Many of the ground-based innovators remain upbeat about the future as HTS is deployed worldwide. “Ultra-HD’s entry into the mainstream opens huge demands for additional bandwidth,” says Glottmann. His company is already working on NovelSat NS4 to extend the efficiency of its NS3 product to more than 50 percent improvement over DVB-S2X, and to provide customers the option of using both fully compliant DVB-S2X as well as NovelSat’s proprietary efficiency improvement technologies.
“We want to leverage HTS, and give our customers the best characteristics of all the different alternatives that are becoming available,” says Lucas. “Our customers are demanding much more dynamic availability from us and I think it will be available to them all should they require it. I expect this to become a default mode of operation.”
Lucas adds that as customers require bandwidth coverage at an unpredictable point in time, such as bandwidth upgrades to enhance remote operations, and expect 100 percent availability during that period, it will force the industry to rethink how it defines service level agreements.
“HTS brings the need to constantly improve symbol rates both on the hub side and the terminal side,” notes Quiggle, who predicts that in the next two to three years, mobility networks will be predominantly HTS-based. “Although we’ve made some great strides in improving those on an annual basis, you can never claim victory.”
While iDirect and other players continue to focus on making beam performance better, the bigger challenge Quiggle sees for the industry as HTS ushers in dramatically more capacity is much more basic: “How can we make satellites easier to use? How can make it a more open technology? … It’s not just about optimization; it’s about making it very easy to use satellite just like it’s easy to access technologies like metro Ethernet or Wi-Fi or 3G and 4G.”

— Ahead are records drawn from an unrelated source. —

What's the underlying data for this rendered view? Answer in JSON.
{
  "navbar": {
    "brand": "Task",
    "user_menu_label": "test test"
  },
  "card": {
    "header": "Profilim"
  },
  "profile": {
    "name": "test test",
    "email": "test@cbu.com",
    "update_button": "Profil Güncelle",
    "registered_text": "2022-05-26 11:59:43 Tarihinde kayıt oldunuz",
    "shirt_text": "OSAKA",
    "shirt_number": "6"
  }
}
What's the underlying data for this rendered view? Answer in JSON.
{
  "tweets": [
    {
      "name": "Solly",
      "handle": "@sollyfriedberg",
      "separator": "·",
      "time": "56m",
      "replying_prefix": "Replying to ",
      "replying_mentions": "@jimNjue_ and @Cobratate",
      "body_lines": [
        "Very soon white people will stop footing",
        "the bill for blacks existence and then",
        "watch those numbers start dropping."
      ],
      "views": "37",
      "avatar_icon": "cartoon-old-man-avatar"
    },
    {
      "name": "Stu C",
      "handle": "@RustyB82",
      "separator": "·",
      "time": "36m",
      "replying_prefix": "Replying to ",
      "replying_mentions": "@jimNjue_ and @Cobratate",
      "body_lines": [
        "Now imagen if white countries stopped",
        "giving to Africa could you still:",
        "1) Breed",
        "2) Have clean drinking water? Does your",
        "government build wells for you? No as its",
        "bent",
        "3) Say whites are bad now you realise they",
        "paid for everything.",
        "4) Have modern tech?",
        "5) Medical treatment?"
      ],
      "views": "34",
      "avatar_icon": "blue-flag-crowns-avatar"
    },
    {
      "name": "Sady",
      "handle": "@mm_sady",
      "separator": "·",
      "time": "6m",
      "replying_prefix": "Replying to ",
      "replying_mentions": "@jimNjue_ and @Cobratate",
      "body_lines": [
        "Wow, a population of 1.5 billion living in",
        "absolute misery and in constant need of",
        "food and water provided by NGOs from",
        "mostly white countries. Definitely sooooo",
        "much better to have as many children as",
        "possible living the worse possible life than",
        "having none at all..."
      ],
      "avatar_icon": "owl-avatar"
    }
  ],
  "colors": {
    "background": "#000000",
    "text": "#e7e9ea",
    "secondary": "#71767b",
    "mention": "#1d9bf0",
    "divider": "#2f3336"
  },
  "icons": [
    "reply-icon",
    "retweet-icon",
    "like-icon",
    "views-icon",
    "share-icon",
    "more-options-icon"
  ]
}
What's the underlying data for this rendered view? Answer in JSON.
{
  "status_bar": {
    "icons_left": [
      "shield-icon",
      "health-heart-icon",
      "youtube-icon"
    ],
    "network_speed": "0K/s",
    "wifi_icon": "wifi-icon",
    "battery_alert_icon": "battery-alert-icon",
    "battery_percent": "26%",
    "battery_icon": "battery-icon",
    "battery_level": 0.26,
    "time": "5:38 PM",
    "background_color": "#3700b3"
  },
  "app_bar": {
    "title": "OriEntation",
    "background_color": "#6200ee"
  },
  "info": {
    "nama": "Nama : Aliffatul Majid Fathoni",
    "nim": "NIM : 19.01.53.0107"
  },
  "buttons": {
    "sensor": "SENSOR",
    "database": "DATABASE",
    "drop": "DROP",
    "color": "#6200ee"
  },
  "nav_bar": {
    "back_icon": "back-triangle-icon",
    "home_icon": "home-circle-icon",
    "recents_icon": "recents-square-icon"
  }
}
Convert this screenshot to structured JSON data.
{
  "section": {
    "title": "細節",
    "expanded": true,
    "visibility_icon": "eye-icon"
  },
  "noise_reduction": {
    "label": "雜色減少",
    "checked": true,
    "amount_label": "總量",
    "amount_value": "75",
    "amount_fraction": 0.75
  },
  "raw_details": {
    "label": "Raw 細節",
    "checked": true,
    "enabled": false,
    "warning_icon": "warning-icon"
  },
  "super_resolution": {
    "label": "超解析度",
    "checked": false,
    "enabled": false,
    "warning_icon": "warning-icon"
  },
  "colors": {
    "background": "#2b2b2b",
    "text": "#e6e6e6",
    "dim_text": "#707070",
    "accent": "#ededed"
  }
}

Today, these technologies seamlessly integrate with the core network, which allows for design, deployment and management processes to be automated. “When you go to satellite, in many cases that’s all a manual process — it’s a very heavily engineered process to get a network running and properly integrated with its core IT network,” Quiggle says, observing that as HTS requires the industry to scale quickly, this proprietary approach will slow the industry down in being able to keep pace with deploying capacity. “iDirect is expanding its IP networking options, service providers will now be able to deploy various to standards-based Layer 2 architectures.” The result, says Quiggle, “is it makes our satellite link look like a really long Ethernet cable,” which will make it very easy to apply industry-standard communications equipment on the terminal side to speed adoption.
“It’s an exciting time to be in this industry — we are at a tipping point with new satellite designs coming on, new players entering in the market and new business models being developed,” says Good. “Some folks believe they can’t afford satellite communications any longer with the new terrestrial options available to them but that’s assuming the old economic model.
Moving forward, service providers and mobile operators can’t afford not to embrace the new satellite and ground innovations available to them to differentiate themselves and create a new economical service level model.”
“The ability for satellite service providers to manage their scarce and valuable resources as a pool is the essence of Software Defined Networking – and that is path that we’re working towards with great innovation. This is our view of the future for this industry,” says Wilford. VS
Anne Wainscott-Sargentis a communications consultant and writer who brings nearly two decades of writing experience in the aerospace, satellite, telecommunications, defense, and government sectors.